> **Required work**:
Each record is to be printed exactly as given, down to the last mark.

> **Supplied material**:
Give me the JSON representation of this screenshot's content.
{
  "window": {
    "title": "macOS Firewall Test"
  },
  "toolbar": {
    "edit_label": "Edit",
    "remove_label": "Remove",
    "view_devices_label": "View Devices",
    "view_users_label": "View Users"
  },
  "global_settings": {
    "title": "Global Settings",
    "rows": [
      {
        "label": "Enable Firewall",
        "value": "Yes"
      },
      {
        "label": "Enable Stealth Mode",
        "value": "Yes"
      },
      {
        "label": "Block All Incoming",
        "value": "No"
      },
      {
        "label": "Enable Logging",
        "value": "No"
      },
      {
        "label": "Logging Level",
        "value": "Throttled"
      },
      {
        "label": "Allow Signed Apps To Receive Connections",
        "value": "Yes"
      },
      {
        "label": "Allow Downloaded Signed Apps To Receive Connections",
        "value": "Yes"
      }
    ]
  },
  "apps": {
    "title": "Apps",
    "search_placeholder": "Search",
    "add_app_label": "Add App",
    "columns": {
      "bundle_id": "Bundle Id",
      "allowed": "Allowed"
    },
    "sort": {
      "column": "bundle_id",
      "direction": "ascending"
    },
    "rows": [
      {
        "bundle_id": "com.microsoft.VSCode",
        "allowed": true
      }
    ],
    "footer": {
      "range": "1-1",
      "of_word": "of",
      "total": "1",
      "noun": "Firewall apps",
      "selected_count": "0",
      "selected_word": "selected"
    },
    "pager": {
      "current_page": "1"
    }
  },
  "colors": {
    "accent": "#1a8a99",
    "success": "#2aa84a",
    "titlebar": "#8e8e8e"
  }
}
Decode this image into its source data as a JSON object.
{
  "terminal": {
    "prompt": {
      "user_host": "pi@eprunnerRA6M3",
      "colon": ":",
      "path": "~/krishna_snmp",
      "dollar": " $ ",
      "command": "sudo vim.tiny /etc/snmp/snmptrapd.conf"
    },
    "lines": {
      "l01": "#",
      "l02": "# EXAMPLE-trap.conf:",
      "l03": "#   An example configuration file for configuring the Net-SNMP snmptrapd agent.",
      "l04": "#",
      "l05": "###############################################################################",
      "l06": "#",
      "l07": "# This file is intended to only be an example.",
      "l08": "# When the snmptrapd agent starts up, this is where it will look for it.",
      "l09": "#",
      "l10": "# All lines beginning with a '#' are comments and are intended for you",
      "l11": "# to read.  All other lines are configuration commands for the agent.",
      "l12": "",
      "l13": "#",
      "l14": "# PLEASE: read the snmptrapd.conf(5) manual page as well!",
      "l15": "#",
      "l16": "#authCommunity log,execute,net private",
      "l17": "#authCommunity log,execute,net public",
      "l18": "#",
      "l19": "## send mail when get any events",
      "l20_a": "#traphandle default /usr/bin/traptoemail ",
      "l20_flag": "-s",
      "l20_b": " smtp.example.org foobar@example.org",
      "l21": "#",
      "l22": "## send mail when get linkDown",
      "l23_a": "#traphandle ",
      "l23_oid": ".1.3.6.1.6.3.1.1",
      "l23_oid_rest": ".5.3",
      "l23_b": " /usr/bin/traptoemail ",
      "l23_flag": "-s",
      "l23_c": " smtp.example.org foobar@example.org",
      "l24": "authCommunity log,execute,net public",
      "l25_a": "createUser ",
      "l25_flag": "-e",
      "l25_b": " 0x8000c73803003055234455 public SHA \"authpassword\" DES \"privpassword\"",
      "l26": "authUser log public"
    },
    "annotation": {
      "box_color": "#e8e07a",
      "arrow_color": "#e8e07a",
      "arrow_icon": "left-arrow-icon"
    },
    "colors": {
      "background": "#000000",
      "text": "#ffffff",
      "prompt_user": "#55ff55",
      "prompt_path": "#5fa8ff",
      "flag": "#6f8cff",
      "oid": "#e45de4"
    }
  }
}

> **Your solution**:
Give me the JSON representation of this screenshot's content.
{
  "window": {
    "title": "macOS Firewall Test"
  },
  "toolbar": {
    "edit_label": "Edit",
    "remove_label": "Remove",
    "view_devices_label": "View Devices",
    "view_users_label": "View Users"
  },
  "global_settings": {
    "title": "Global Settings",
    "rows": [
      {
        "label": "Enable Firewall",
        "value": "Yes"
      },
      {
        "label": "Enable Stealth Mode",
        "value": "Yes"
      },
      {
        "label": "Block All Incoming",
        "value": "No"
      },
      {
        "label": "Enable Logging",
        "value": "No"
      },
      {
        "label": "Logging Level",
        "value": "Throttled"
      },
      {
        "label": "Allow Signed Apps To Receive Connections",
        "value": "Yes"
      },
      {
        "label": "Allow Downloaded Signed Apps To Receive Connections",
        "value": "Yes"
      }
    ]
  },
  "apps": {
    "title": "Apps",
    "search_placeholder": "Search",
    "add_app_label": "Add App",
    "columns": {
      "bundle_id": "Bundle Id",
      "allowed": "Allowed"
    },
    "sort": {
      "column": "bundle_id",
      "direction": "ascending"
    },
    "rows": [
      {
        "bundle_id": "com.microsoft.VSCode",
        "allowed": true
      }
    ],
    "footer": {
      "range": "1-1",
      "of_word": "of",
      "total": "1",
      "noun": "Firewall apps",
      "selected_count": "0",
      "selected_word": "selected"
    },
    "pager": {
      "current_page": "1"
    }
  },
  "colors": {
    "accent": "#1a8a99",
    "success": "#2aa84a",
    "titlebar": "#8e8e8e"
  }
}
Decode this image into its source data as a JSON object.
{
  "terminal": {
    "prompt": {
      "user_host": "pi@eprunnerRA6M3",
      "colon": ":",
      "path": "~/krishna_snmp",
      "dollar": " $ ",
      "command": "sudo vim.tiny /etc/snmp/snmptrapd.conf"
    },
    "lines": {
      "l01": "#",
      "l02": "# EXAMPLE-trap.conf:",
      "l03": "#   An example configuration file for configuring the Net-SNMP snmptrapd agent.",
      "l04": "#",
      "l05": "###############################################################################",
      "l06": "#",
      "l07": "# This file is intended to only be an example.",
      "l08": "# When the snmptrapd agent starts up, this is where it will look for it.",
      "l09": "#",
      "l10": "# All lines beginning with a '#' are comments and are intended for you",
      "l11": "# to read.  All other lines are configuration commands for the agent.",
      "l12": "",
      "l13": "#",
      "l14": "# PLEASE: read the snmptrapd.conf(5) manual page as well!",
      "l15": "#",
      "l16": "#authCommunity log,execute,net private",
      "l17": "#authCommunity log,execute,net public",
      "l18": "#",
      "l19": "## send mail when get any events",
      "l20_a": "#traphandle default /usr/bin/traptoemail ",
      "l20_flag": "-s",
      "l20_b": " smtp.example.org foobar@example.org",
      "l21": "#",
      "l22": "## send mail when get linkDown",
      "l23_a": "#traphandle ",
      "l23_oid": ".1.3.6.1.6.3.1.1",
      "l23_oid_rest": ".5.3",
      "l23_b": " /usr/bin/traptoemail ",
      "l23_flag": "-s",
      "l23_c": " smtp.example.org foobar@example.org",
      "l24": "authCommunity log,execute,net public",
      "l25_a": "createUser ",
      "l25_flag": "-e",
      "l25_b": " 0x8000c73803003055234455 public SHA \"authpassword\" DES \"privpassword\"",
      "l26": "authUser log public"
    },
    "annotation": {
      "box_color": "#e8e07a",
      "arrow_color": "#e8e07a",
      "arrow_icon": "left-arrow-icon"
    },
    "colors": {
      "background": "#000000",
      "text": "#ffffff",
      "prompt_user": "#55ff55",
      "prompt_path": "#5fa8ff",
      "flag": "#6f8cff",
      "oid": "#e45de4"
    }
  }
}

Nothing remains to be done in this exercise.